-P0 Don't ping first, this is useful because a lot of hosts turn of ICMP echo requests anymore.
-O Do an OS detection
-e Specify and interface (eth0, wlan0, etc)
-sV Version scan, find out the version of a service that is running
My Mirror: http://tux.ius.edu/zaurus/nemesis/
Nemesis is packet injection utility. It allows you to spoof other hosts and generally cause confusion on the network. I just took the Debian ARM packages and renamed them with a .ipk on the end. The package comes with the following utilitys:
To install from the SD card:
then symlink everything someplace in you path:
ipkg -force-depends -d ram install /mnt/card/nemesis_1.32-5_arm.ipk
One cool use is to fake out an IDS system. If I used the command
ln -s /mnt/ram/usr/sbin/n* /bin/
it would make it look as if Microsoft.com was attacking the target host. Here is a example of a script I wrote that can be used to make it look like another host is doing a port scan:
nemesis-tcp -x 1025 -y 22 -S 184.108.40.206 -D 220.127.116.11
frame.sh (just copy the content below)
copy all that into a text file, chmod +x it and use it by issuing a command like
for port in 21 22 23 25 80 138 139 6776 10008 31337
nemesis-tcp -x 1025 -y port -fS -S $1 -D $2
You will most likely want to change your MAC address first.
frame.sh Farmed_ip Target_IP

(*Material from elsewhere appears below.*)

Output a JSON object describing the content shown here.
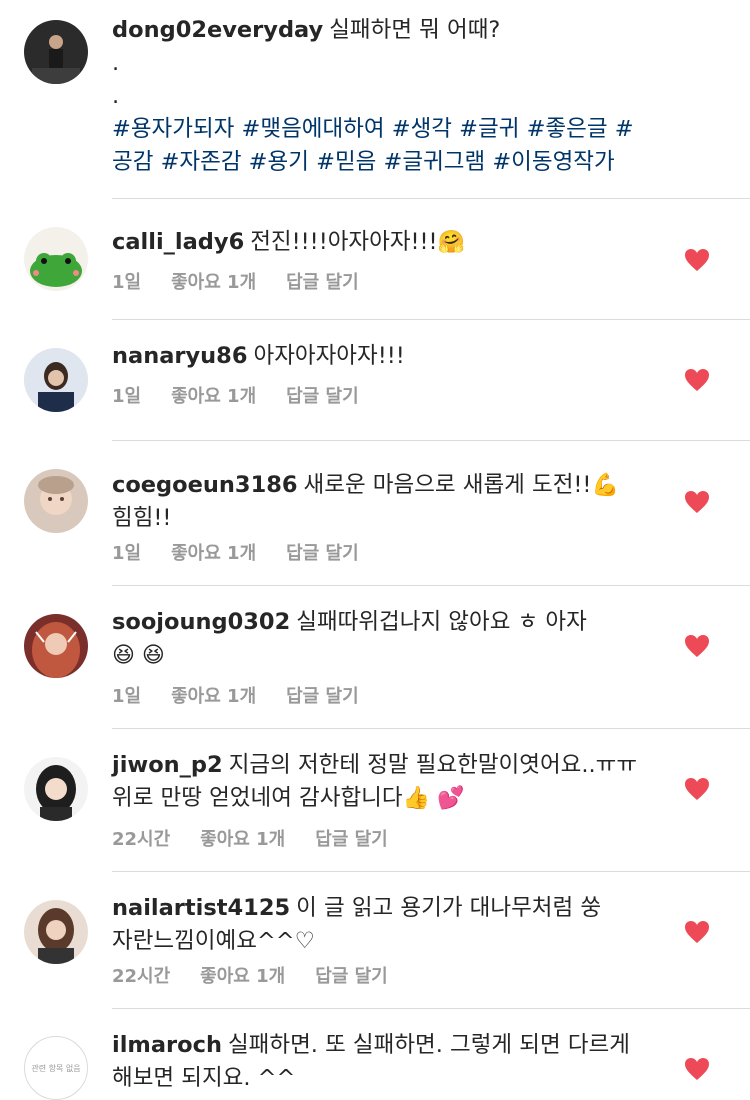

Thatís about t, this tutorial was adapted from my notes page at: http://irongeek.com/i.php?submenu=za...rus/zaurusmain